I know that Americans and good people in Britain and everywhere want to be part of wiping out the Aids scourge in Africa. By patronising companies who pledge part of their revenues and profits to fighting this epidemic, we can all make a tremendous difference.

We are also fighting Aids in California, providing nearly $300m to provide life-saving medicine to low-income persons with the disease. And we've started a methamphetamine public education campaign aimed at high-risk populations affected by meth.

Winston Churchill said, "If we are together, nothing is impossible." It's true. With technology and global markets, the world is getting smaller. We are all in this life together. All of our dots connect. If one part of the world is in misery, we are all diminished.

I don't believe we have the luxury of sitting back and ignoring big problems such as Aids or global warming simply because they are big and complex.

I left a very comfortable life in Hollywood to run for Governor of California because I wanted to make a difference on the big issues of the day. There is always more to do, but I am proud to be able to say that we are making a difference, and that the public yearns for solutions that move us all forward.

By setting aside political differences and working together, as we are in California, we can make a foothold against global warming. We can make solar energy the fuel of choice rather than oil. We can push medical research that saves people from diabetes, Alzheimer's and other devastating diseases. And we can fight Aids a continent away.
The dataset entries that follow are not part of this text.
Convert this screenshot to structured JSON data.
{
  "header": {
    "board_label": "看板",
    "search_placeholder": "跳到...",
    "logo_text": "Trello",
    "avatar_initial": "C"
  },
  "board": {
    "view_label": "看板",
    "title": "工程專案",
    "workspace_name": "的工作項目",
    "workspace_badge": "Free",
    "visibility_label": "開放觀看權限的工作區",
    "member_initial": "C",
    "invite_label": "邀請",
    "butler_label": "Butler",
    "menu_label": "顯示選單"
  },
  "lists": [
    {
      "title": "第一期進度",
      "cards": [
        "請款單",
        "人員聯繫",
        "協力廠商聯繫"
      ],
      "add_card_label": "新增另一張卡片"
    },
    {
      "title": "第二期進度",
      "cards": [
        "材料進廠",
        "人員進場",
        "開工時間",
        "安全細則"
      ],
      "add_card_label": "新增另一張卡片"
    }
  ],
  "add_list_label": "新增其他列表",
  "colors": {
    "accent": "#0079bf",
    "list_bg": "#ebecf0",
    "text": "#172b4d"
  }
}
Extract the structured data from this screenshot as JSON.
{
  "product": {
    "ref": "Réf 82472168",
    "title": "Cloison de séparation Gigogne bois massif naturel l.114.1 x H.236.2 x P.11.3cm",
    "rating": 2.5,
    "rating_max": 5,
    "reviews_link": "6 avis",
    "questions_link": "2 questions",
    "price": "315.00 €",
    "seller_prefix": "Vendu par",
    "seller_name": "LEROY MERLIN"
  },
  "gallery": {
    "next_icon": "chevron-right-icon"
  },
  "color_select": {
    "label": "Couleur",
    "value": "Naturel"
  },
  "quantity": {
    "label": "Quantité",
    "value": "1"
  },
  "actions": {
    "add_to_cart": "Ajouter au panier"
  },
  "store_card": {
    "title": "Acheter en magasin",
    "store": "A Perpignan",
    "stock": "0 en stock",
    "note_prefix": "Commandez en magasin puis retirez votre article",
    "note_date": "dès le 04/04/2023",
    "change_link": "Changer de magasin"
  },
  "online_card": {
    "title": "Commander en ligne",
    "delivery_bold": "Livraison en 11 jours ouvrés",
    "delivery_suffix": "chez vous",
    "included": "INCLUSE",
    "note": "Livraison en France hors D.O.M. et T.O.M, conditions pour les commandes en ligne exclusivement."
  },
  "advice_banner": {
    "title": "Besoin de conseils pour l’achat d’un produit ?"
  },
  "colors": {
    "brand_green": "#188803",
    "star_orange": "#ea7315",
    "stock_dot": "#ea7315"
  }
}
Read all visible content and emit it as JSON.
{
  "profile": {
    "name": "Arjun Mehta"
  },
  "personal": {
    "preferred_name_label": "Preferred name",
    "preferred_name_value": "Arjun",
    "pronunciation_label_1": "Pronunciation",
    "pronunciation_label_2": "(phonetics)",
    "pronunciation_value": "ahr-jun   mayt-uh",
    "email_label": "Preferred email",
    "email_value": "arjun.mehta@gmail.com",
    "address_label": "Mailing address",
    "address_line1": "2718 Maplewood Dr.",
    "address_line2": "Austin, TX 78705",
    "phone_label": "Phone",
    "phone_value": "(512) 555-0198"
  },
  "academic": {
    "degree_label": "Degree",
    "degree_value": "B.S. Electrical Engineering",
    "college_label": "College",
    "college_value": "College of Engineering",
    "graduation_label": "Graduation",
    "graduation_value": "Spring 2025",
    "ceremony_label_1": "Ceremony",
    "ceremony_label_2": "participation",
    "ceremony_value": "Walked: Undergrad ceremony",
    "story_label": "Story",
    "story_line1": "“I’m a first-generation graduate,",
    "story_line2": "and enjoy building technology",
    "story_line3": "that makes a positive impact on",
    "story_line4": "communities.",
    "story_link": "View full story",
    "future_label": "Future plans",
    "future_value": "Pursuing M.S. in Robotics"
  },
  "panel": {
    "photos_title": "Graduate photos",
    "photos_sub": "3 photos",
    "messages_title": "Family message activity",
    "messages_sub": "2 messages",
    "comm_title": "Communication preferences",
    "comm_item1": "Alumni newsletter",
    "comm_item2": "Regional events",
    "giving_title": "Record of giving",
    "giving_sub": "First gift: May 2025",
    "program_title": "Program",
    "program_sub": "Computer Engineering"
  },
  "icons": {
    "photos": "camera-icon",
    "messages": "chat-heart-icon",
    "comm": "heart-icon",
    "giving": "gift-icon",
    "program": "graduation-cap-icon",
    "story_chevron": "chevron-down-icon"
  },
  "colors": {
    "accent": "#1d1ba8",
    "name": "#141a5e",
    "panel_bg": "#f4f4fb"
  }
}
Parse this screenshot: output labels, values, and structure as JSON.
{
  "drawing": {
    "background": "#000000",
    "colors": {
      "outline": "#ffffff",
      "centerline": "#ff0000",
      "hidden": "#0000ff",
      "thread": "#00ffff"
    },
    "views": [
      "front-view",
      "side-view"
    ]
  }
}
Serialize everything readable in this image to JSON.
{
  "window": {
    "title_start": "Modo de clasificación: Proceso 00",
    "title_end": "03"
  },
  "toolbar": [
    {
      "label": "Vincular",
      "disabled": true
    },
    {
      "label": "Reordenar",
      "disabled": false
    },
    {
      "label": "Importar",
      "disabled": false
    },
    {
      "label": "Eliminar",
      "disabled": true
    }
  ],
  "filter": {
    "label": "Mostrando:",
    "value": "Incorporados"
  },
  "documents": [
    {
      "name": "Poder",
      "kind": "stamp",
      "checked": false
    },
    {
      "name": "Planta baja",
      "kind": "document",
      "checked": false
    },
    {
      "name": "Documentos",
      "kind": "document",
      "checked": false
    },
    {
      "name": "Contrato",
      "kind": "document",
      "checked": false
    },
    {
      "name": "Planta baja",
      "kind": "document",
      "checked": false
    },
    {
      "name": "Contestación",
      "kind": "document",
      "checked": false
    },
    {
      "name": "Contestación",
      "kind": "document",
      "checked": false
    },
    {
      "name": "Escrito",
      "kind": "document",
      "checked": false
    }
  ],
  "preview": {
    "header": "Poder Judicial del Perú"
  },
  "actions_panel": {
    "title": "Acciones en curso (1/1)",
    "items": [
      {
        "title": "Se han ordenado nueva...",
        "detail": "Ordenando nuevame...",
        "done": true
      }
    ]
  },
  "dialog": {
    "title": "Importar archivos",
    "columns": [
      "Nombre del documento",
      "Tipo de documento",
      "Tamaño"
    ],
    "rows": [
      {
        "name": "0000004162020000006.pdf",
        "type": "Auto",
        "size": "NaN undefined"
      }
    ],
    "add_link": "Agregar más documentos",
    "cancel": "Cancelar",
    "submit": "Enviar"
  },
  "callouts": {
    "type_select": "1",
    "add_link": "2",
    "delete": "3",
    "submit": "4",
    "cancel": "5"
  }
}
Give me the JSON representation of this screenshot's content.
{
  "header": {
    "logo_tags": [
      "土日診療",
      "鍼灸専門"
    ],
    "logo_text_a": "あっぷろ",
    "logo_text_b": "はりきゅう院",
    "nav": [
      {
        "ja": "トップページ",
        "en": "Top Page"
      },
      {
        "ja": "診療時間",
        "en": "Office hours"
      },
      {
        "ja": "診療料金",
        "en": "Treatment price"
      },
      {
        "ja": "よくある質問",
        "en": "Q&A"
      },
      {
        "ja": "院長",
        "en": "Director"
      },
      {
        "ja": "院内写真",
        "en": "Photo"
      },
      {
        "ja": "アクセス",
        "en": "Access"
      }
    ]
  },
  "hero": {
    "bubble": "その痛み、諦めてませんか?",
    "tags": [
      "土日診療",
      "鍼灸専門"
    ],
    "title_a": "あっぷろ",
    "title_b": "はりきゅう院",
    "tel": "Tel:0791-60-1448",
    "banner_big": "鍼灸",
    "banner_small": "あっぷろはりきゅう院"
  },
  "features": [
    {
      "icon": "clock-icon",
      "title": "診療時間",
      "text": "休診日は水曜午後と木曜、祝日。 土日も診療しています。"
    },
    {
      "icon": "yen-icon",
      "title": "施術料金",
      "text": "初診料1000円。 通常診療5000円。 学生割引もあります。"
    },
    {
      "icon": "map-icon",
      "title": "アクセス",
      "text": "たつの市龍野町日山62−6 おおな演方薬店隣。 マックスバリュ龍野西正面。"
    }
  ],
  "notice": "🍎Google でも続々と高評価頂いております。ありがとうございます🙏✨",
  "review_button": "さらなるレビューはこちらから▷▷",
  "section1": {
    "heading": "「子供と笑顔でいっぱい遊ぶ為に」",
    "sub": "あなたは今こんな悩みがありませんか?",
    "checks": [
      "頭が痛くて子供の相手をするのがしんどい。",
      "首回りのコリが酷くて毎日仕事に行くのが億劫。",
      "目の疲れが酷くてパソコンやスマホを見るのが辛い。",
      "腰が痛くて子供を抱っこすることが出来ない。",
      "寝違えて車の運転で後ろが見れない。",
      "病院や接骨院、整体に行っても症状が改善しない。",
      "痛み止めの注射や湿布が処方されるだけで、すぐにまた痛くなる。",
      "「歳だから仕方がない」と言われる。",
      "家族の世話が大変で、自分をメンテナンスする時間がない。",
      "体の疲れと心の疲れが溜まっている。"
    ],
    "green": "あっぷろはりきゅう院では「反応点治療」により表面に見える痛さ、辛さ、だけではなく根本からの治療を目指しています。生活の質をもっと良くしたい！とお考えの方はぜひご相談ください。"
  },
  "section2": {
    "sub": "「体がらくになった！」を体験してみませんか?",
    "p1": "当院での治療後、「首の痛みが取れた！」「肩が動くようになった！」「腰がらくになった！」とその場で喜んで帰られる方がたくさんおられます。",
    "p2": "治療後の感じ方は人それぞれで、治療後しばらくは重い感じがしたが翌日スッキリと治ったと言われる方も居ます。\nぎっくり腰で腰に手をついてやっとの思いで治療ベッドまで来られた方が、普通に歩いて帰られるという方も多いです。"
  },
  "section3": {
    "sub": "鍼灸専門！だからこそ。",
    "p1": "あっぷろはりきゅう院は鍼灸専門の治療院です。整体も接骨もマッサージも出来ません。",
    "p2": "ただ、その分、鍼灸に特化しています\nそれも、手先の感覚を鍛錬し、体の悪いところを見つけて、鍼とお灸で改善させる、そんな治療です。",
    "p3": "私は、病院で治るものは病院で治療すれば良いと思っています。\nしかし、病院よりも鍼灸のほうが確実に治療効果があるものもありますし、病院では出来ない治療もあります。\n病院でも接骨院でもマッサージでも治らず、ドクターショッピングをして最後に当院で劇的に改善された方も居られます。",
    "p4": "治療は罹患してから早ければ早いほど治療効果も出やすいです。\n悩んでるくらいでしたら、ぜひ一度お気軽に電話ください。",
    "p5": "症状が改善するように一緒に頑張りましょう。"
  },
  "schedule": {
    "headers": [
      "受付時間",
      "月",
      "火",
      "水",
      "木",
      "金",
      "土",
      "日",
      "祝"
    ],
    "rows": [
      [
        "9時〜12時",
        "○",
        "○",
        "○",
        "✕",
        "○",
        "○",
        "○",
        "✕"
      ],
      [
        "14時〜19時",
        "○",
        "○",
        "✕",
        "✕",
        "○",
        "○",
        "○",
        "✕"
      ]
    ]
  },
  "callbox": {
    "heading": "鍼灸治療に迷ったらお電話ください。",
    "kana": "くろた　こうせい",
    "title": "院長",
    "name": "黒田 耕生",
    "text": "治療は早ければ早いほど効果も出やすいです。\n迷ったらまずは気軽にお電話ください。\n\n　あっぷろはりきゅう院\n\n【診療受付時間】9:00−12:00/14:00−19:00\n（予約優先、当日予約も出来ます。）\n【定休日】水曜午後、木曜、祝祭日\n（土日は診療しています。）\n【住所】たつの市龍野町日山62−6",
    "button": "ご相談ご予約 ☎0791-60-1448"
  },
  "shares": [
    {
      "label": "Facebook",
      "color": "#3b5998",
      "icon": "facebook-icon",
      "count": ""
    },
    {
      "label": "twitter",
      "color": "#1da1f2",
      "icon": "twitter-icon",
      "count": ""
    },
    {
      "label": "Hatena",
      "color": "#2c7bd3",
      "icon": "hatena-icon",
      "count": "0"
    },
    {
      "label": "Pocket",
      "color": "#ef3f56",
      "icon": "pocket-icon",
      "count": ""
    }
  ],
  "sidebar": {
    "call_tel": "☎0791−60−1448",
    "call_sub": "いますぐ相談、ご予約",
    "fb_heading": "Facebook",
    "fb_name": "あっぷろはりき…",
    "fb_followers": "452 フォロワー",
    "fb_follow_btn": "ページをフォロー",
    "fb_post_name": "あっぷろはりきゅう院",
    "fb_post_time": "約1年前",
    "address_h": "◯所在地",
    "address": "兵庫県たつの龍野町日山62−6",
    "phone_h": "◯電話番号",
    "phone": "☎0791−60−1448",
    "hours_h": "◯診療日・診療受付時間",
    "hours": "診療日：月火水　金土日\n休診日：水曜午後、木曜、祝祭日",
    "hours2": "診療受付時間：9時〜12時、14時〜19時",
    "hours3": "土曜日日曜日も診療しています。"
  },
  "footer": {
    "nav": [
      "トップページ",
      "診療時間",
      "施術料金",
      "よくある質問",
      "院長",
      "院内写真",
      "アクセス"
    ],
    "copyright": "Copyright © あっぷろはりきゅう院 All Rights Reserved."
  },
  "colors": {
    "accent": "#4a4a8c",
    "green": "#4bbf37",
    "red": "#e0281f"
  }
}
Get involved. Be part of the solution. Make a difference. As I have found out first hand since becoming Governor, there is no more satisfying feeling in the world.

The writer is the Governor of California